Lastly, what can we expect from Krohm in the future? Will there be an album soon, or are you going to try to release another demo tape? Has there been a great deal of interest so far in Krohm's music on the part of the industry? Do you see this happening in the future?

Right now I am trying to get my demo distributed to labels and zines. It's a slow process since I dub each copy myself and I find little time to keep up the mailing process. A third demo will probably be out before any album deal will come my way. I am dedicating more time to writing music now than I did in the past as it helps me soothe the stress of daily life. Many close friends of mine have taken notice of Krohm and I have been humbled by their compliments but I have not given Krohm a chance to receive any more attention than it has so far. Hopefully Krohm will receive a deserved deal from a label and if not I will always just be content writing and recording music on my own, for myself.

Thanks for this interview, and if you feel like it, please add anything else here that you would like our readers to see.

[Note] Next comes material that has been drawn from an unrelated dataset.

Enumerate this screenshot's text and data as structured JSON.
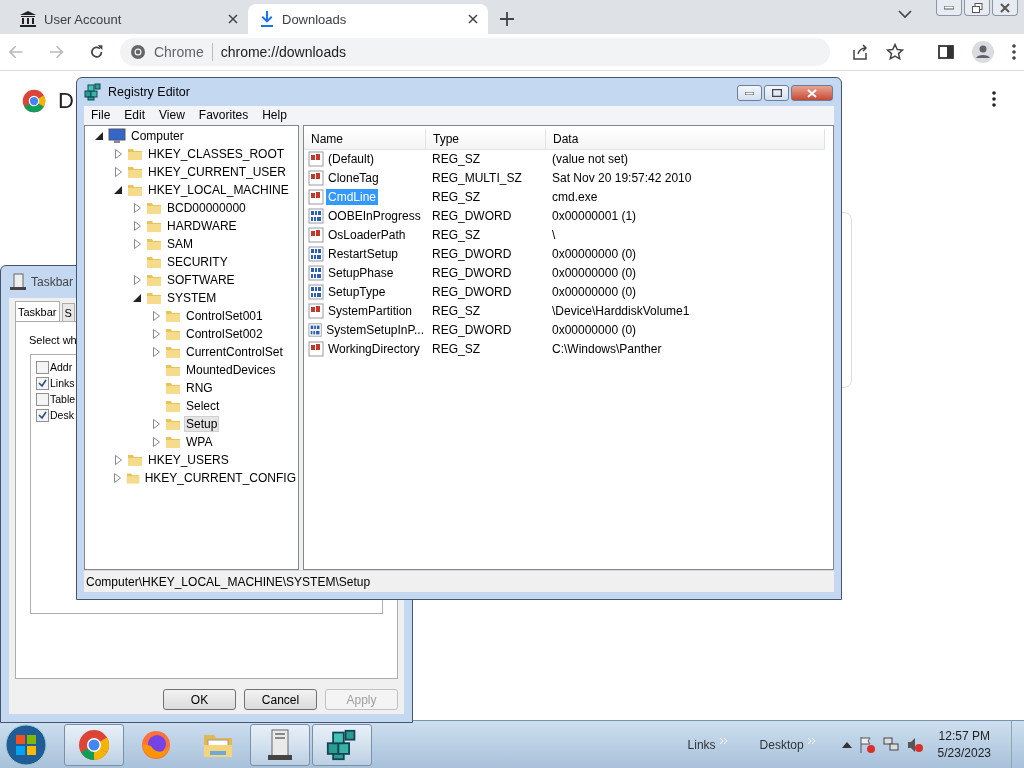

Thank you for the great interview Umesh (my first official Krohm interview!). I wish you much luck with Erebus & Endymion. Keep supporting the underground!